The answer is the set of lines that include "With", copied from the data below.

Segment Start: DATASET CONTENT

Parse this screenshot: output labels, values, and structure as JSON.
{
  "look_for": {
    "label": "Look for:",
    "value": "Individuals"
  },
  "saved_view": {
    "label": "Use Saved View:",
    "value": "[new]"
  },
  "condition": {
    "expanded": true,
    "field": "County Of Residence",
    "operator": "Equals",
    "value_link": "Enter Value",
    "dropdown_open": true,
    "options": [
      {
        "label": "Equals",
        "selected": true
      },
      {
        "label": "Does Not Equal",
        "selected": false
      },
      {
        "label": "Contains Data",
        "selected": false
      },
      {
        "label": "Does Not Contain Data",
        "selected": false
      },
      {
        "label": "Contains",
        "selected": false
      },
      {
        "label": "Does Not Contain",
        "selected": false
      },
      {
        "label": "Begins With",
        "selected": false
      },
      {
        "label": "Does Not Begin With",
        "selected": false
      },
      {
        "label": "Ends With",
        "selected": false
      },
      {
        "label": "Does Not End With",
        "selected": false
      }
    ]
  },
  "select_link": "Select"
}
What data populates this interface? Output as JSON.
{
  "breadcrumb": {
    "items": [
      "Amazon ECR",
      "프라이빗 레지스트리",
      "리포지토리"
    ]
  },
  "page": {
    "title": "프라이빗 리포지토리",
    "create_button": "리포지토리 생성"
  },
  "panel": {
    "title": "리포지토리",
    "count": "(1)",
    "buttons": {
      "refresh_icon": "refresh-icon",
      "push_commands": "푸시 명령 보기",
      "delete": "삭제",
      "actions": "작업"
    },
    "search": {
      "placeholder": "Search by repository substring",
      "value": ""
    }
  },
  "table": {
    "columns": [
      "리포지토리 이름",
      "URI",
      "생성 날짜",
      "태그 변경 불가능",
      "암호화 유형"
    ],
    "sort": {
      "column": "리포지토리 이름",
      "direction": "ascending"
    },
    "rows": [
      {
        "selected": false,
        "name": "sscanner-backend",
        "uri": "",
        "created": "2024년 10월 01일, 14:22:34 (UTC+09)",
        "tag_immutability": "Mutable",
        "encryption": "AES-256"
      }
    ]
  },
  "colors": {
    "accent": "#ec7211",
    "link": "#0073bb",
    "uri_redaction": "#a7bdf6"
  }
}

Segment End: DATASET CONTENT

§ **RESULT BELOW**:
        "label": "Begins With",
        "label": "Does Not Begin With",
        "label": "Ends With",
        "label": "Does Not End With",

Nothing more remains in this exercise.